The Western Indian Ocean (WIO) region has a rich diversity of marine and coastal ecosystems, from a distinct evolutionary history over 100 million years old. The region has a geographic and marine identity encircled by the east coast of Africa and the mid-ocean banks ringing the southwest Indian Ocean islands and by marine currents south of the equator. The coastal and marine ecosystems of the WIO provide food and income for over 60 million people as well as other goods and services of strategic importance to national economies. Their respective coastal environments are under similar human pressures, as well as emerging threats such as climate change.

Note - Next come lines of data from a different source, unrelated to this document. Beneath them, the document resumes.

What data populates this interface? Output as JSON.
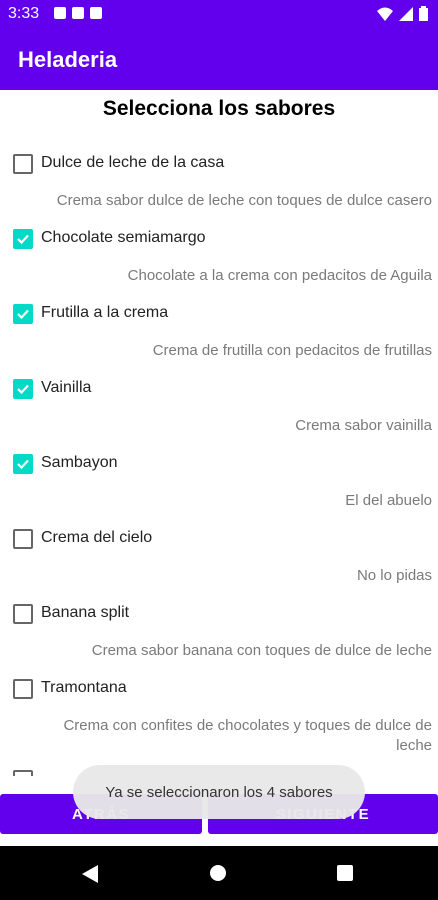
{
  "status_bar": {
    "time": "3:33"
  },
  "app_bar": {
    "title": "Heladeria"
  },
  "screen": {
    "title": "Selecciona los sabores"
  },
  "flavors": [
    {
      "name": "Dulce de leche de la casa",
      "description": "Crema sabor dulce de leche con toques de dulce casero",
      "checked": false
    },
    {
      "name": "Chocolate semiamargo",
      "description": "Chocolate a la crema con pedacitos de Aguila",
      "checked": true
    },
    {
      "name": "Frutilla a la crema",
      "description": "Crema de frutilla con pedacitos de frutillas",
      "checked": true
    },
    {
      "name": "Vainilla",
      "description": "Crema sabor vainilla",
      "checked": true
    },
    {
      "name": "Sambayon",
      "description": "El del abuelo",
      "checked": true
    },
    {
      "name": "Crema del cielo",
      "description": "No lo pidas",
      "checked": false
    },
    {
      "name": "Banana split",
      "description": "Crema sabor banana con toques de dulce de leche",
      "checked": false
    },
    {
      "name": "Tramontana",
      "description": "Crema con confites de chocolates y toques de dulce de leche",
      "checked": false
    }
  ],
  "buttons": {
    "back": "ATRÁS",
    "next": "SIGUIENTE"
  },
  "toast": {
    "message": "Ya se seleccionaron los 4 sabores"
  },
  "colors": {
    "primary": "#6200ee",
    "accent": "#03dac5"
  }
}
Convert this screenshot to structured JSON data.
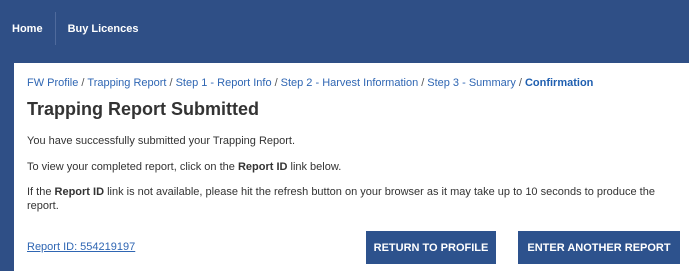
{
  "nav": {
    "items": [
      {
        "label": "Home"
      },
      {
        "label": "Buy Licences"
      }
    ]
  },
  "breadcrumb": {
    "items": [
      {
        "label": "FW Profile"
      },
      {
        "label": "Trapping Report"
      },
      {
        "label": "Step 1 - Report Info"
      },
      {
        "label": "Step 2 - Harvest Information"
      },
      {
        "label": "Step 3 - Summary"
      }
    ],
    "separator": "/",
    "current": "Confirmation"
  },
  "page": {
    "title": "Trapping Report Submitted",
    "message1": "You have successfully submitted your Trapping Report.",
    "message2_before": "To view your completed report, click on the ",
    "message2_bold": "Report ID",
    "message2_after": " link below.",
    "message3_before": "If the ",
    "message3_bold": "Report ID",
    "message3_after": " link is not available, please hit the refresh button on your browser as it may take up to 10 seconds to produce the report."
  },
  "report_link": {
    "label": "Report ID: 554219197"
  },
  "buttons": {
    "return_label": "RETURN TO PROFILE",
    "another_label": "ENTER ANOTHER REPORT"
  },
  "colors": {
    "nav_background": "#2f4f86",
    "button_background": "#2d528d",
    "link": "#2f66b3"
  }
}
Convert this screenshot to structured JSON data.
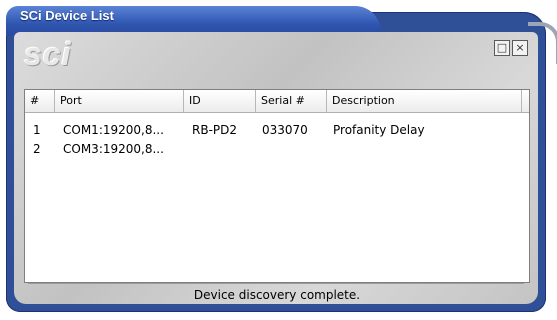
{
  "window": {
    "title": "SCi Device List",
    "logo_text": "sci",
    "buttons": {
      "restore_glyph": "□",
      "close_glyph": "×"
    }
  },
  "table": {
    "columns": [
      "#",
      "Port",
      "ID",
      "Serial #",
      "Description"
    ],
    "rows": [
      {
        "num": "1",
        "port": "COM1:19200,8...",
        "id": "RB-PD2",
        "serial": "033070",
        "description": "Profanity Delay"
      },
      {
        "num": "2",
        "port": "COM3:19200,8...",
        "id": "",
        "serial": "",
        "description": ""
      }
    ]
  },
  "status": {
    "text": "Device discovery complete."
  },
  "colors": {
    "frame": "#2f4f96",
    "title_text": "#ffffff",
    "panel": "#c8c8c8"
  }
}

There is an increased attention to the climate change impacts and adaptation needs in the region. At national and regional levels, fisheries are under pressure from increased harvesting rates, inequitable markets, and competing uses. These are increasingly being dealt with in complementary ways to promote synergies and complementarities between environment and development strategies in the WIO. Specific activities include the creation and management of resilient marine protected area networks to protect ecosystem services, critical habitats, and priority species. Management measures to maintain fish stocks and environments are being improved to better foster climate-resilient fisheries systems and engage local communities.
Through regional frameworks such as the Nairobi Convention and Indian Ocean Commission, the management of coastal and marine resources has been identified as a common concern for all the island and coastal countries of the WIO. Many initiatives have developed in the region in the last two decades, but have yet to realize full synergies under a unified regional agenda. This workshop will discuss and debate the unifying drivers that could serve as the glue to achieve this and elevate marine conservation and sustainability in the Western Indian Ocean to a new level.